Two school buses collided in Gwinnett County, Georgia, Monday morning, injuring several students who were on their way to take the Georgia State Criterion-Referenced Competency Test and sparking a local debate on the need for safety belts on school buses and better driver safety.
Authorities said that the crash occurred about 8:45 a.m. at an intersection in Norcross, Georgia, a city of about 11,000 people in the Metropolitan Atlanta area. A bus from Lilburn Middle School carrying 38 students drove into the back of a special needs bus carrying two children to Camp Creek Elementary School at the intersection. The Camp Creek bus was stopped while a third bus in front of it, which was not struck, loaded children.
Ten students from the Lilburn bus complained of neck and back pain and other injuries and were treated on the scene before being transported to a nearby hospital for treatment. Gwinnett Schools Public Schools officials grounded the drivers of both buses as a matter of district transportation protocol until investigators determined they were fit to drive.

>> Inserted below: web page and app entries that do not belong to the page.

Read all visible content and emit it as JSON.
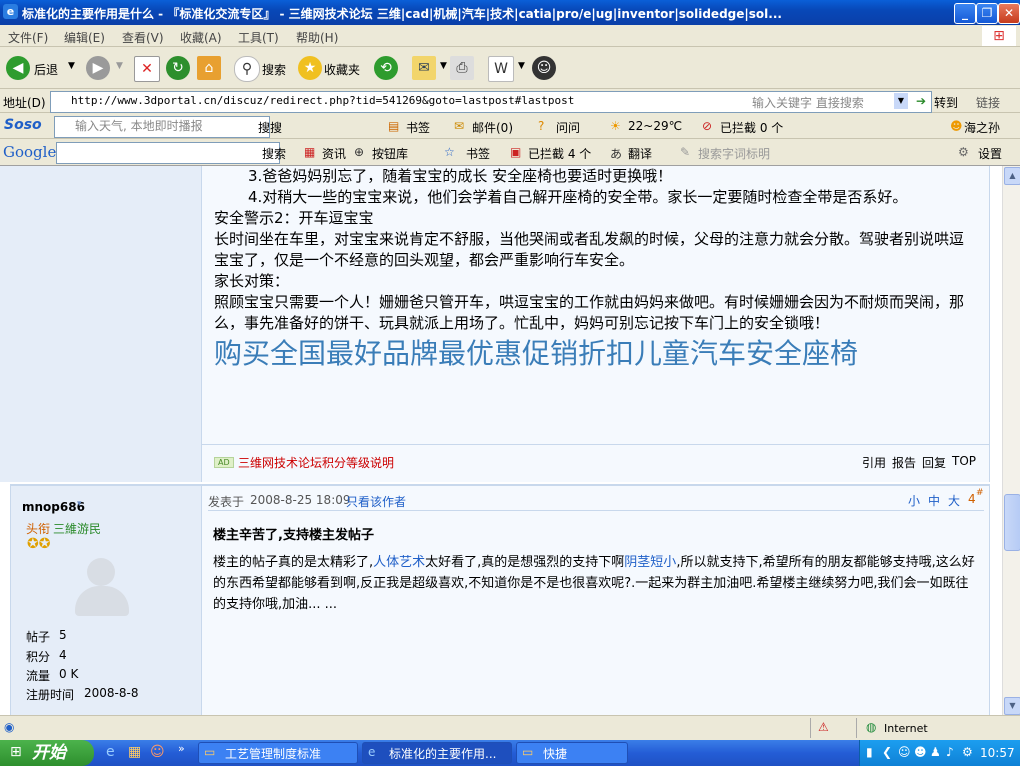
{
  "window": {
    "title": "标准化的主要作用是什么 - 『标准化交流专区』 - 三维网技术论坛 三维|cad|机械|汽车|技术|catia|pro/e|ug|inventor|solidedge|sol...",
    "minimize": "_",
    "maximize": "❐",
    "close": "✕"
  },
  "menu": [
    "文件(F)",
    "编辑(E)",
    "查看(V)",
    "收藏(A)",
    "工具(T)",
    "帮助(H)"
  ],
  "toolbar": {
    "back": "后退",
    "search": "搜索",
    "favorites": "收藏夹"
  },
  "address": {
    "label": "地址(D)",
    "url": "http://www.3dportal.cn/discuz/redirect.php?tid=541269&goto=lastpost#lastpost",
    "hint": "输入关键字 直接搜索",
    "go": "转到",
    "links": "链接"
  },
  "soso": {
    "brand": "Soso",
    "placeholder": "输入天气, 本地即时播报",
    "search": "搜搜",
    "bookmarks": "书签",
    "mail": "邮件(0)",
    "ask": "问问",
    "weather": "22~29℃",
    "blocked": "已拦截 0 个",
    "user": "海之孙"
  },
  "google": {
    "brand": "Google",
    "search": "搜索",
    "news": "资讯",
    "buttons": "按钮库",
    "bookmarks": "书签",
    "blocked": "已拦截 4 个",
    "translate": "翻译",
    "highlight": "搜索字词标明",
    "settings": "设置"
  },
  "post1": {
    "lines": [
      "3.爸爸妈妈别忘了，随着宝宝的成长 安全座椅也要适时更换哦！",
      "4.对稍大一些的宝宝来说，他们会学着自己解开座椅的安全带。家长一定要随时检查全带是否系好。",
      "安全警示2：开车逗宝宝",
      "长时间坐在车里，对宝宝来说肯定不舒服，当他哭闹或者乱发飙的时候，父母的注意力就会分散。驾驶者别说哄逗宝宝了，仅是一个不经意的回头观望，都会严重影响行车安全。",
      "家长对策：",
      "照顾宝宝只需要一个人！姗姗爸只管开车，哄逗宝宝的工作就由妈妈来做吧。有时候姗姗会因为不耐烦而哭闹，那么，事先准备好的饼干、玩具就派上用场了。忙乱中，妈妈可别忘记按下车门上的安全锁哦！"
    ],
    "promo": "购买全国最好品牌最优惠促销折扣儿童汽车安全座椅",
    "ad_badge": "AD",
    "ad_link": "三维网技术论坛积分等级说明",
    "actions": [
      "引用",
      "报告",
      "回复",
      "TOP"
    ]
  },
  "post2": {
    "author": "mnop686",
    "rank_label": "头衔",
    "rank": "三維游民",
    "stats": [
      {
        "k": "帖子",
        "v": "5"
      },
      {
        "k": "积分",
        "v": "4"
      },
      {
        "k": "流量",
        "v": "0 K"
      },
      {
        "k": "注册时间",
        "v": "2008-8-8"
      }
    ],
    "posted_label": "发表于",
    "posted": "2008-8-25 18:09",
    "only_author": "只看该作者",
    "sizes": [
      "小",
      "中",
      "大"
    ],
    "floor": "4",
    "floor_sup": "#",
    "title": "楼主辛苦了,支持楼主发帖子",
    "body_a": "楼主的帖子真的是太精彩了,",
    "link1": "人体艺术",
    "body_b": "太好看了,真的是想强烈的支持下啊",
    "link2": "阴茎短小",
    "body_c": ",所以就支持下,希望所有的朋友都能够支持哦,这么好的东西希望都能够看到啊,反正我是超级喜欢,不知道你是不是也很喜欢呢?.一起来为群主加油吧.希望楼主继续努力吧,我们会一如既往的支持你哦,加油... ..."
  },
  "status": {
    "zone": "Internet"
  },
  "taskbar": {
    "start": "开始",
    "tasks": [
      "工艺管理制度标准",
      "标准化的主要作用...",
      "快捷"
    ],
    "clock": "10:57"
  }
}
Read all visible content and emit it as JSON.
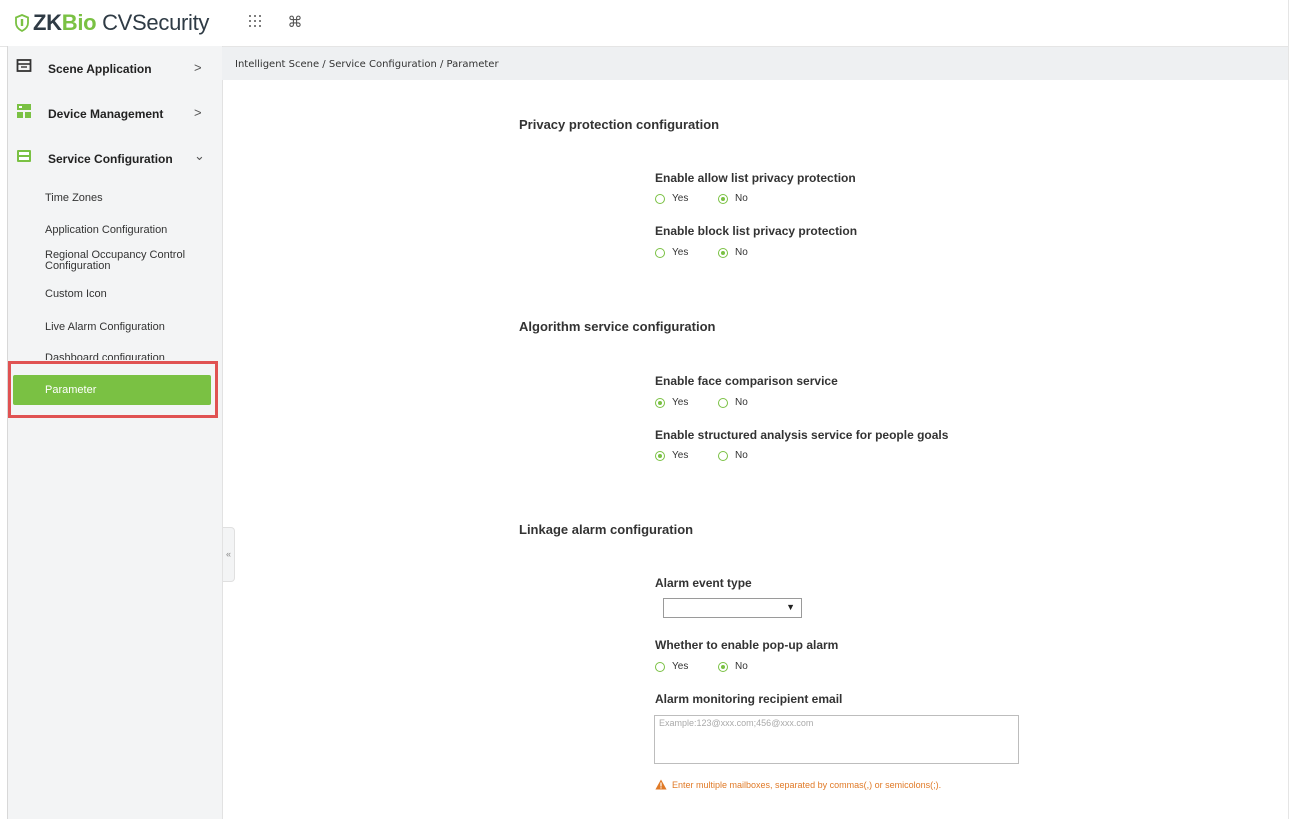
{
  "app": {
    "brand_zk": "ZK",
    "brand_bio": "Bio",
    "brand_rest": " CVSecurity",
    "accent_color": "#7ac143"
  },
  "topbar": {
    "apps_icon": "grid-dots-icon",
    "command_icon": "command-icon"
  },
  "sidebar": {
    "menus": [
      {
        "label": "Scene Application",
        "icon": "scene-icon",
        "chevron": ">"
      },
      {
        "label": "Device Management",
        "icon": "device-icon",
        "chevron": ">"
      },
      {
        "label": "Service Configuration",
        "icon": "service-icon",
        "chevron": "⌄"
      }
    ],
    "sub_items": [
      {
        "label": "Time Zones"
      },
      {
        "label": "Application Configuration"
      },
      {
        "label": "Regional Occupancy Control Configuration"
      },
      {
        "label": "Custom Icon"
      },
      {
        "label": "Live Alarm Configuration"
      },
      {
        "label": "Dashboard configuration"
      },
      {
        "label": "Parameter"
      }
    ],
    "collapse_label": "«"
  },
  "breadcrumb": "Intelligent Scene / Service Configuration / Parameter",
  "sections": {
    "privacy": {
      "title": "Privacy protection configuration",
      "allow_list": {
        "label": "Enable allow list privacy protection",
        "yes": "Yes",
        "no": "No",
        "value": "No"
      },
      "block_list": {
        "label": "Enable block list privacy protection",
        "yes": "Yes",
        "no": "No",
        "value": "No"
      }
    },
    "algorithm": {
      "title": "Algorithm service configuration",
      "face": {
        "label": "Enable face comparison service",
        "yes": "Yes",
        "no": "No",
        "value": "Yes"
      },
      "structured": {
        "label": "Enable structured analysis service for people goals",
        "yes": "Yes",
        "no": "No",
        "value": "Yes"
      }
    },
    "linkage": {
      "title": "Linkage alarm configuration",
      "event_type": {
        "label": "Alarm event type",
        "value": ""
      },
      "popup": {
        "label": "Whether to enable pop-up alarm",
        "yes": "Yes",
        "no": "No",
        "value": "No"
      },
      "email": {
        "label": "Alarm monitoring recipient email",
        "placeholder": "Example:123@xxx.com;456@xxx.com",
        "value": "",
        "hint": "Enter multiple mailboxes, separated by commas(,) or semicolons(;)."
      }
    }
  }
}
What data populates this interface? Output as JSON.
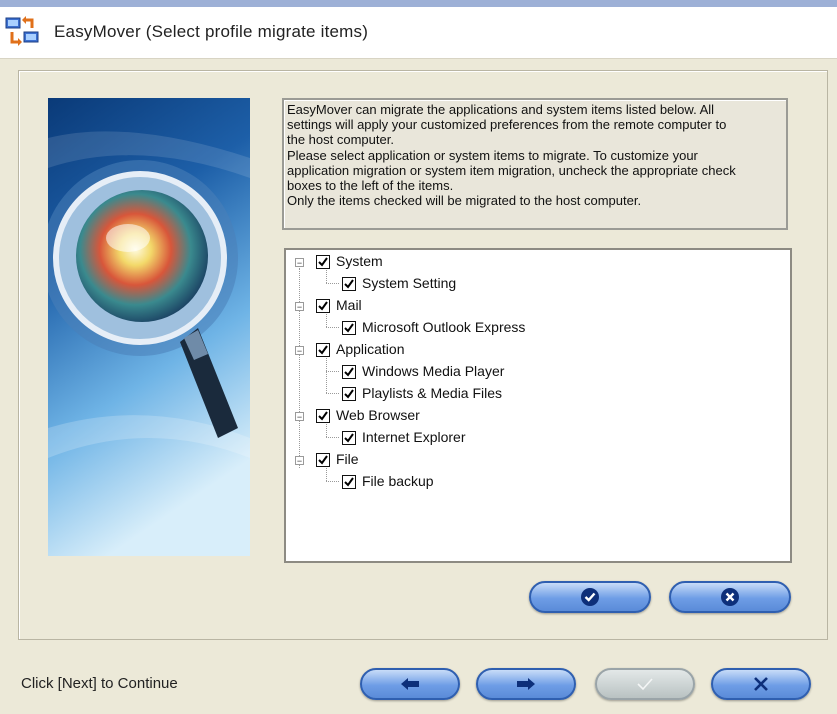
{
  "window": {
    "title": "EasyMover  (Select profile migrate items)",
    "icon": "easymover-app-icon"
  },
  "description": [
    "EasyMover  can migrate the applications and system items listed below.  All",
    "settings will apply your customized preferences from the remote computer to",
    "the host computer.",
    "Please select application or system items to migrate. To customize your",
    "application migration or system item migration, uncheck the appropriate check",
    "boxes to the left of the items.",
    "Only the items checked will be migrated to the host computer."
  ],
  "tree": [
    {
      "label": "System",
      "checked": true,
      "expanded": true,
      "children": [
        {
          "label": "System Setting",
          "checked": true
        }
      ]
    },
    {
      "label": "Mail",
      "checked": true,
      "expanded": true,
      "children": [
        {
          "label": "Microsoft Outlook Express",
          "checked": true
        }
      ]
    },
    {
      "label": "Application",
      "checked": true,
      "expanded": true,
      "children": [
        {
          "label": "Windows Media Player",
          "checked": true
        },
        {
          "label": "Playlists & Media Files",
          "checked": true
        }
      ]
    },
    {
      "label": "Web Browser",
      "checked": true,
      "expanded": true,
      "children": [
        {
          "label": "Internet Explorer",
          "checked": true
        }
      ]
    },
    {
      "label": "File",
      "checked": true,
      "expanded": true,
      "children": [
        {
          "label": "File backup",
          "checked": true
        }
      ]
    }
  ],
  "buttons": {
    "select_all": {
      "icon": "check-circle-icon"
    },
    "clear_all": {
      "icon": "x-circle-icon"
    },
    "back": {
      "icon": "arrow-left-icon"
    },
    "next": {
      "icon": "arrow-right-icon"
    },
    "finish": {
      "icon": "checkmark-icon",
      "enabled": false
    },
    "cancel": {
      "icon": "x-icon"
    }
  },
  "status": "Click [Next] to Continue",
  "colors": {
    "button_blue": "#5a8bd8",
    "button_border": "#2f5fb0",
    "dialog_bg": "#ece9d8"
  }
}
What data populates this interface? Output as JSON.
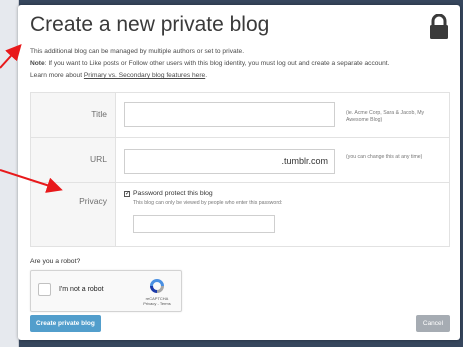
{
  "dialog": {
    "title": "Create a new private blog",
    "intro": "This additional blog can be managed by multiple authors or set to private.",
    "note_label": "Note",
    "note_text": ": If you want to Like posts or Follow other users with this blog identity, you must log out and create a separate account.",
    "learn_prefix": "Learn more about ",
    "learn_link": "Primary vs. Secondary blog features here",
    "learn_suffix": "."
  },
  "form": {
    "title_label": "Title",
    "title_value": "",
    "title_hint": "(ie. Acme Corp, Sara & Jacob, My Awesome Blog)",
    "url_label": "URL",
    "url_value": "",
    "url_suffix": ".tumblr.com",
    "url_hint": "(you can change this at any time)",
    "privacy_label": "Privacy",
    "password_checkbox_label": "Password protect this blog",
    "password_checked": true,
    "password_sub": "This blog can only be viewed by people who enter this password:",
    "password_value": ""
  },
  "captcha": {
    "question": "Are you a robot?",
    "label": "I'm not a robot",
    "brand": "reCAPTCHA",
    "links": "Privacy - Terms"
  },
  "buttons": {
    "create": "Create private blog",
    "cancel": "Cancel"
  },
  "colors": {
    "backdrop": "#36465d",
    "primary": "#529ecc",
    "cancel": "#a6acb3",
    "annotation_arrow": "#e8191b"
  },
  "icons": [
    "lock-icon",
    "checkmark-icon",
    "recaptcha-icon",
    "annotation-arrow"
  ]
}
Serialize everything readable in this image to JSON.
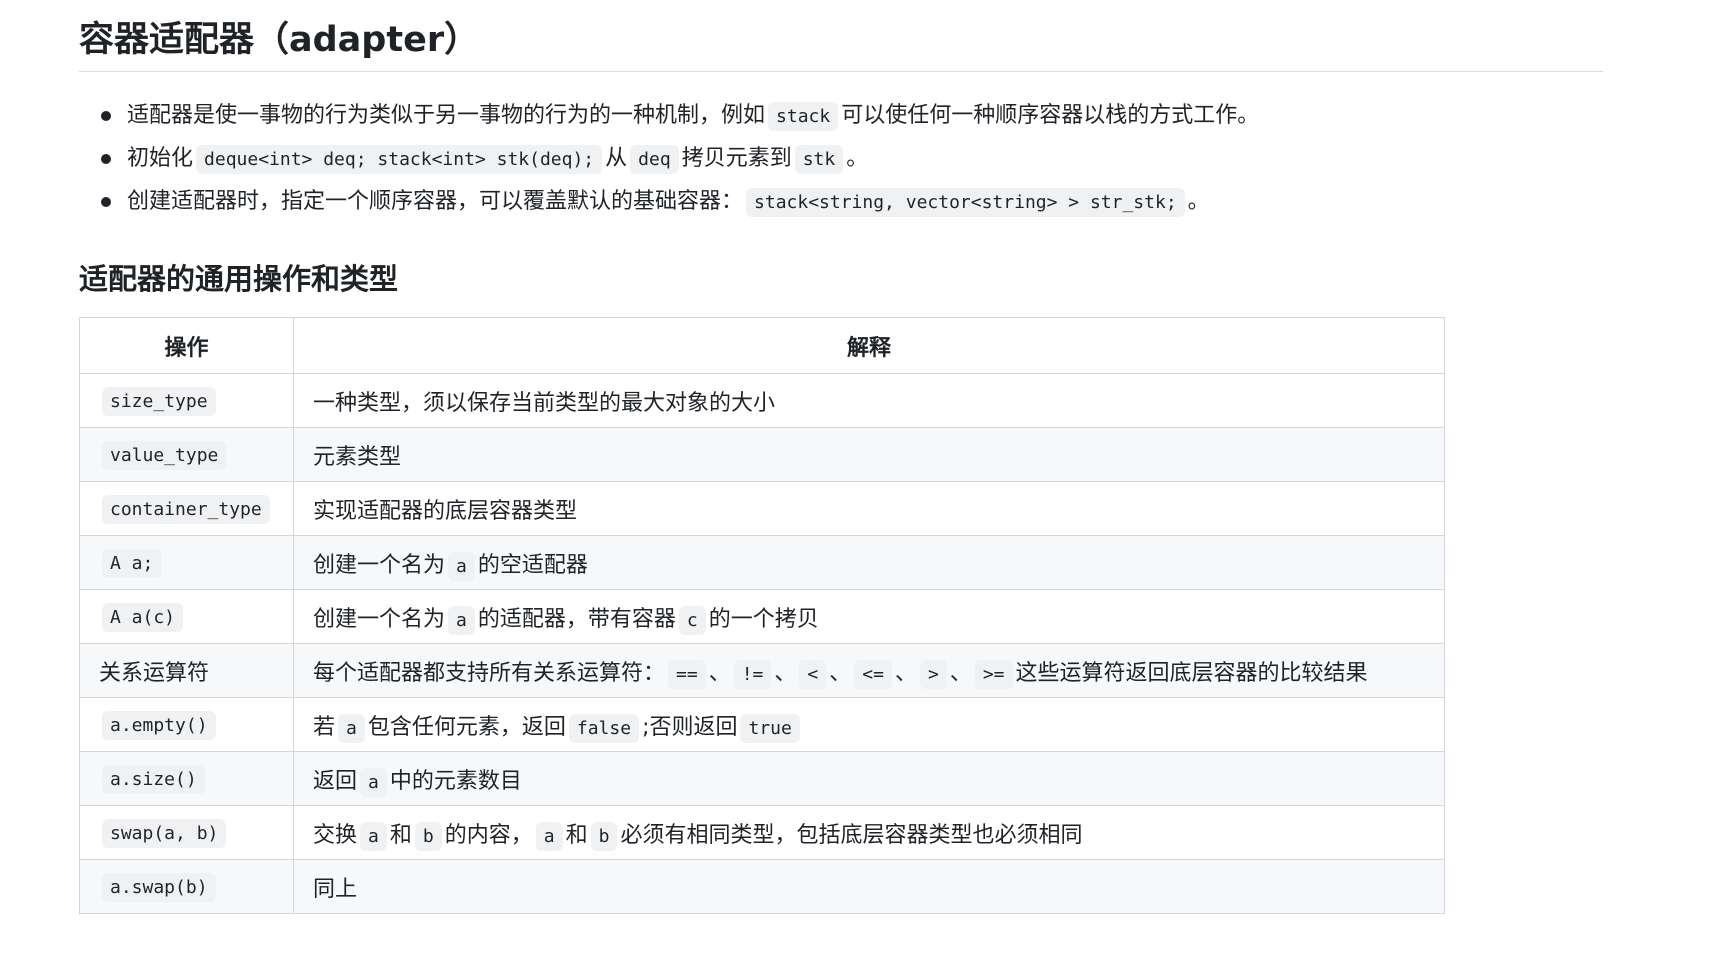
{
  "heading": "容器适配器（adapter）",
  "bullets": [
    {
      "parts": [
        {
          "t": "text",
          "v": "适配器是使一事物的行为类似于另一事物的行为的一种机制，例如"
        },
        {
          "t": "code",
          "v": "stack"
        },
        {
          "t": "text",
          "v": "可以使任何一种顺序容器以栈的方式工作。"
        }
      ]
    },
    {
      "parts": [
        {
          "t": "text",
          "v": "初始化"
        },
        {
          "t": "code",
          "v": "deque<int> deq; stack<int> stk(deq);"
        },
        {
          "t": "text",
          "v": "从"
        },
        {
          "t": "code",
          "v": "deq"
        },
        {
          "t": "text",
          "v": "拷贝元素到"
        },
        {
          "t": "code",
          "v": "stk"
        },
        {
          "t": "text",
          "v": "。"
        }
      ]
    },
    {
      "parts": [
        {
          "t": "text",
          "v": "创建适配器时，指定一个顺序容器，可以覆盖默认的基础容器："
        },
        {
          "t": "code",
          "v": "stack<string, vector<string> > str_stk;"
        },
        {
          "t": "text",
          "v": "。"
        }
      ]
    }
  ],
  "subheading": "适配器的通用操作和类型",
  "table": {
    "headers": [
      "操作",
      "解释"
    ],
    "rows": [
      {
        "op": {
          "t": "code",
          "v": "size_type"
        },
        "desc": [
          {
            "t": "text",
            "v": "一种类型，须以保存当前类型的最大对象的大小"
          }
        ]
      },
      {
        "op": {
          "t": "code",
          "v": "value_type"
        },
        "desc": [
          {
            "t": "text",
            "v": "元素类型"
          }
        ]
      },
      {
        "op": {
          "t": "code",
          "v": "container_type"
        },
        "desc": [
          {
            "t": "text",
            "v": "实现适配器的底层容器类型"
          }
        ]
      },
      {
        "op": {
          "t": "code",
          "v": "A a;"
        },
        "desc": [
          {
            "t": "text",
            "v": "创建一个名为"
          },
          {
            "t": "code",
            "v": "a"
          },
          {
            "t": "text",
            "v": "的空适配器"
          }
        ]
      },
      {
        "op": {
          "t": "code",
          "v": "A a(c)"
        },
        "desc": [
          {
            "t": "text",
            "v": "创建一个名为"
          },
          {
            "t": "code",
            "v": "a"
          },
          {
            "t": "text",
            "v": "的适配器，带有容器"
          },
          {
            "t": "code",
            "v": "c"
          },
          {
            "t": "text",
            "v": "的一个拷贝"
          }
        ]
      },
      {
        "op": {
          "t": "text",
          "v": "关系运算符"
        },
        "desc": [
          {
            "t": "text",
            "v": "每个适配器都支持所有关系运算符："
          },
          {
            "t": "code",
            "v": "=="
          },
          {
            "t": "text",
            "v": "、"
          },
          {
            "t": "code",
            "v": "!="
          },
          {
            "t": "text",
            "v": "、"
          },
          {
            "t": "code",
            "v": "<"
          },
          {
            "t": "text",
            "v": "、"
          },
          {
            "t": "code",
            "v": "<="
          },
          {
            "t": "text",
            "v": "、"
          },
          {
            "t": "code",
            "v": ">"
          },
          {
            "t": "text",
            "v": "、"
          },
          {
            "t": "code",
            "v": ">="
          },
          {
            "t": "text",
            "v": "这些运算符返回底层容器的比较结果"
          }
        ]
      },
      {
        "op": {
          "t": "code",
          "v": "a.empty()"
        },
        "desc": [
          {
            "t": "text",
            "v": "若"
          },
          {
            "t": "code",
            "v": "a"
          },
          {
            "t": "text",
            "v": "包含任何元素，返回"
          },
          {
            "t": "code",
            "v": "false"
          },
          {
            "t": "text",
            "v": ";否则返回"
          },
          {
            "t": "code",
            "v": "true"
          }
        ]
      },
      {
        "op": {
          "t": "code",
          "v": "a.size()"
        },
        "desc": [
          {
            "t": "text",
            "v": "返回"
          },
          {
            "t": "code",
            "v": "a"
          },
          {
            "t": "text",
            "v": "中的元素数目"
          }
        ]
      },
      {
        "op": {
          "t": "code",
          "v": "swap(a, b)"
        },
        "desc": [
          {
            "t": "text",
            "v": "交换"
          },
          {
            "t": "code",
            "v": "a"
          },
          {
            "t": "text",
            "v": "和"
          },
          {
            "t": "code",
            "v": "b"
          },
          {
            "t": "text",
            "v": "的内容，"
          },
          {
            "t": "code",
            "v": "a"
          },
          {
            "t": "text",
            "v": "和"
          },
          {
            "t": "code",
            "v": "b"
          },
          {
            "t": "text",
            "v": "必须有相同类型，包括底层容器类型也必须相同"
          }
        ]
      },
      {
        "op": {
          "t": "code",
          "v": "a.swap(b)"
        },
        "desc": [
          {
            "t": "text",
            "v": "同上"
          }
        ]
      }
    ]
  }
}
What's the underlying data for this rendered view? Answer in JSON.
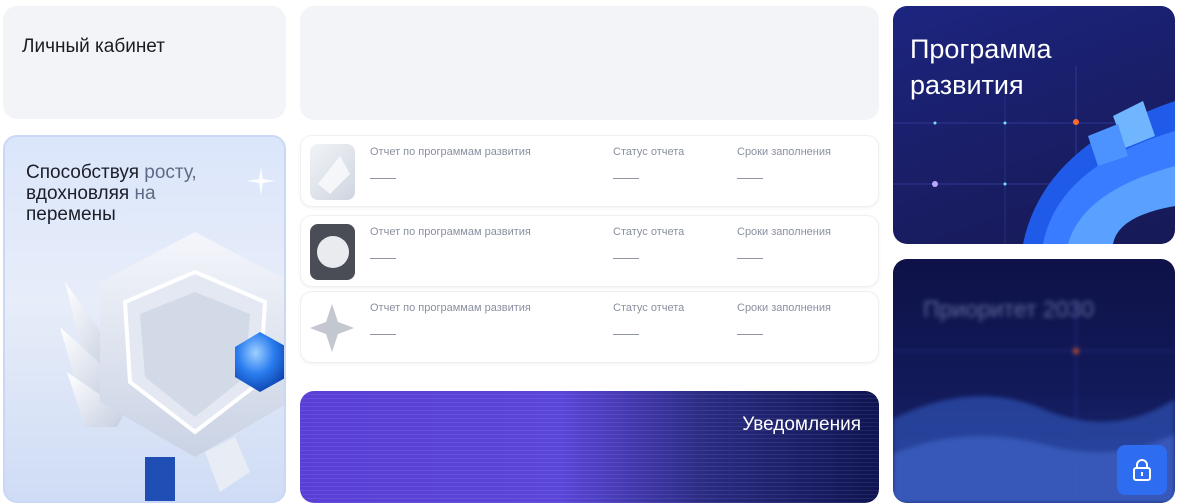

Another bus picked up the uninjured students from the scene so they could make it to the standardized testing on time. The injured students will be permitted to take the test at a later date, a Gwinnett County School official told the Atlanta Journal-Constitution. Investigators announced that the driver of the Lilburn Middle School bus, whose name was not released, was found to be at fault in the collision because he or she was following the Camp Creek Elementary bus too closely.
The crash re-ignited a debate about the need for safety belts in school buses that started last October after a child in neighboring Douglas County was killed while riding the bus. The National Coalition for School Bus Safety, one of the nation’s strongest advocates for seatbelts on school buses, says that the basic design of the school bus has not changed since 1977.
The incident also drew attention to the qualifications of bus drivers themselves. School bus drivers typically must receive more testing in safety regulations, laws, and behind-the-wheel training than any other professional drivers. Considering these strict standards, why would the Lilburn bus driver dangerously tail another school bus on a busy school morning?
Each year, nearly half a million school buses transport more than 23.5 million children to school. Those 450,000-plus school buses travel about 4.3 billion miles annually. Forty people die each year in school-bus related accidents.